I was moved, after the talks, and inspired by the serendipity of it all. We stayed in touch and eventually over lunch he would ask me to join his board of directors at his newly formed foundation. After doing so we had a great run together as I pitched his project to friends of mine. They were phenomenally generous in funding 100% of the phase one seed capital for our project in the Philippines. They asked that I go in person as well as invest myself into the project. I was there in November and December of 2015 while we were a part of installing clean water wells for the indigenous Aeta Tribes of the Philippines. We gave away hundreds of 5 gallon carrying containers for collecting the water, newly brought to the surface, as well as hundreds of backpacks, school supplies, and two water buffalo. It was a phenomenal trip but also one that was profoundly intense, where any success felt magnified and life changing for the Aeta but so too did the failures, all of this being further magnified by the idea of taking both of these personally, both motivating and crushing. The trip was both intense in outline, but so too personally. The trip, its potential, and my feelings formed the body of artwork that I created on the Indigenous Aeta Tribes.
In fact the beauty of the two antipodal feelings were no more clearly illustrated in words than on the morning that I walked into the village where we had installed our first ever water well. I had inflamed a previously crushed disc in my back during our journey through the rural Philippines where the Indigenous Aeta Tribe lives, but that was not going to stop me from seeing The Aeta Tribe Foundation’s first ever clean water well. I stood there smiling at the young boy pumping the first clean water in his thus far, brief lifetime from that well. As he smiled back at me so too did his friends as they sat on the dozens of buckets, containers, reused water bottles, and really anything that could be found while they waited their turn to collect water for each of their families from the newly repaired water well in the heart of their village. We smiled at each other, me not knowing who they were, they not knowing who I was, but together, collectively knowing in our smiles that lives had just changed, and profoundly so, for the better because of the well we all stood around listening to. As its newly repaired parts squeaked than squished water to the surface from hundreds of feet below, filling the containers that they would bring to the village school and the rest of their families.
As I stood there feeling the intense pain in my spine so too I felt the idea behind both meaning and purpose in life and knowing that those words are continually connected to giving and the beauty one finds in being connected to something greater than any individual. A dream and its potential to change lives.

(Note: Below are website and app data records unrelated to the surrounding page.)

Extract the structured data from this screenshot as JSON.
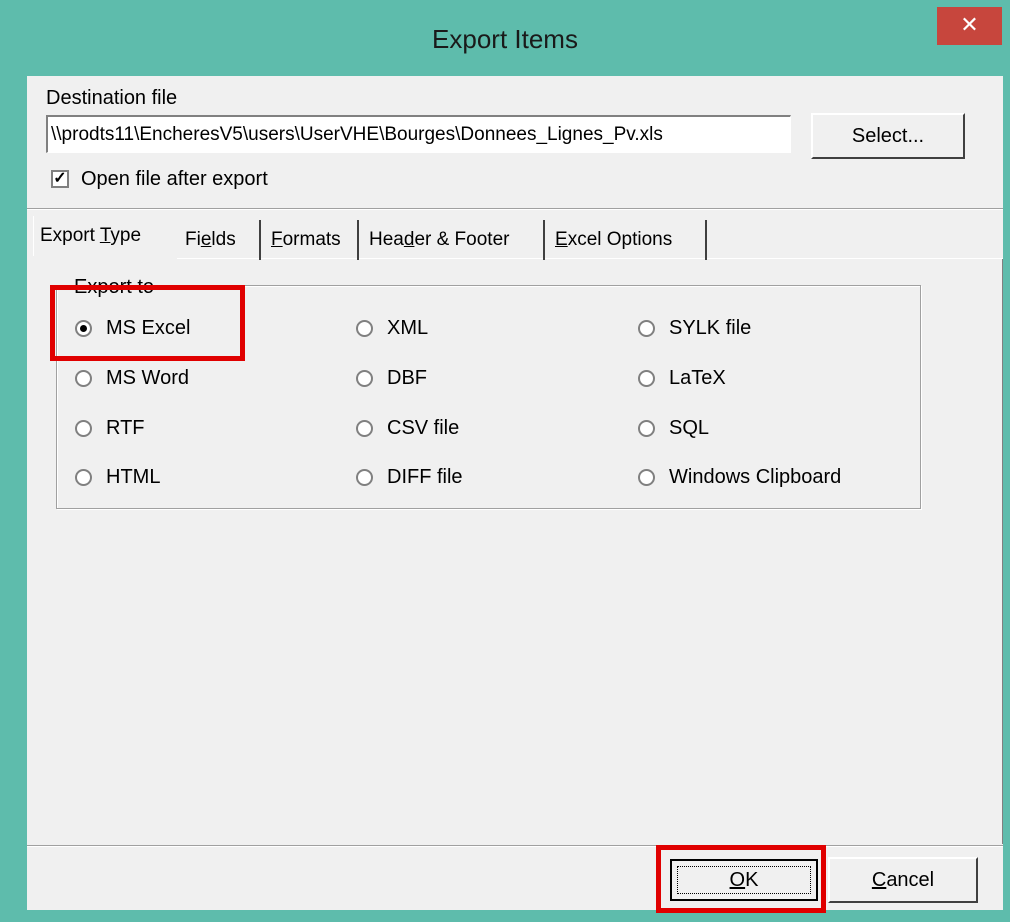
{
  "window": {
    "title": "Export Items",
    "close_glyph": "✕",
    "accent_color": "#5ebcac",
    "close_color": "#c7463d"
  },
  "destination": {
    "label": "Destination file",
    "value": "\\\\prodts11\\EncheresV5\\users\\UserVHE\\Bourges\\Donnees_Lignes_Pv.xls",
    "select_label": "Select...",
    "open_after_label": "Open file after export",
    "open_after_checked": true
  },
  "tabs": [
    {
      "pre": "Export ",
      "u": "T",
      "post": "ype",
      "active": true
    },
    {
      "pre": "Fi",
      "u": "e",
      "post": "lds",
      "active": false
    },
    {
      "pre": "",
      "u": "F",
      "post": "ormats",
      "active": false
    },
    {
      "pre": "Hea",
      "u": "d",
      "post": "er & Footer",
      "active": false
    },
    {
      "pre": "",
      "u": "E",
      "post": "xcel Options",
      "active": false
    }
  ],
  "export_to": {
    "legend": "Export to",
    "options": [
      {
        "label": "MS Excel",
        "selected": true
      },
      {
        "label": "MS Word",
        "selected": false
      },
      {
        "label": "RTF",
        "selected": false
      },
      {
        "label": "HTML",
        "selected": false
      },
      {
        "label": "XML",
        "selected": false
      },
      {
        "label": "DBF",
        "selected": false
      },
      {
        "label": "CSV file",
        "selected": false
      },
      {
        "label": "DIFF file",
        "selected": false
      },
      {
        "label": "SYLK file",
        "selected": false
      },
      {
        "label": "LaTeX",
        "selected": false
      },
      {
        "label": "SQL",
        "selected": false
      },
      {
        "label": "Windows Clipboard",
        "selected": false
      }
    ]
  },
  "buttons": {
    "ok": {
      "u": "O",
      "post": "K"
    },
    "cancel": {
      "u": "C",
      "post": "ancel"
    }
  },
  "highlight_color": "#e00000"
}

This however is not the end of the story, in fact this story is one that likely doesn't have a happy ending as wells continually go dry, breakdown, and in some cases are sabotaged by others. As water scarcity continues to grow around the world this problem will become more of a norm for a majority of those living in the developing world.
The color picture, at right, is our first ever well as it brings water to the surface, adding life to this village in the rural Mountains of the Philippines. You see before this well was pumping water it sat there, with dusty burlap wrapped around it, a constant reminder to villagers that it hadn’t worked in nearly two decades and that they would need to walk miles down the mountainside to the next closest water source for that days water. Now they no longer walk miles to get what was questionably clean water at the bottom of the mountain, for the day. A process which will begin anew tomorrow and the next all the while NGO's and governmental agencies alike attempt to maintain wells and bring clean water to a world who is finding this most precious resource become scarcer by the day.
The black and white artworks of the indigenous Aeta Tribes were made of the children who carry the water to and from their villages. Those whose lives would be affected by the process of installing new water wells. These artworks put to story the beauty of this tribe and its disappearing people.
At work in the studio.
The first in the series of artworks depicting the children of The Aeta Tribes.
Our first well brings water to the surface.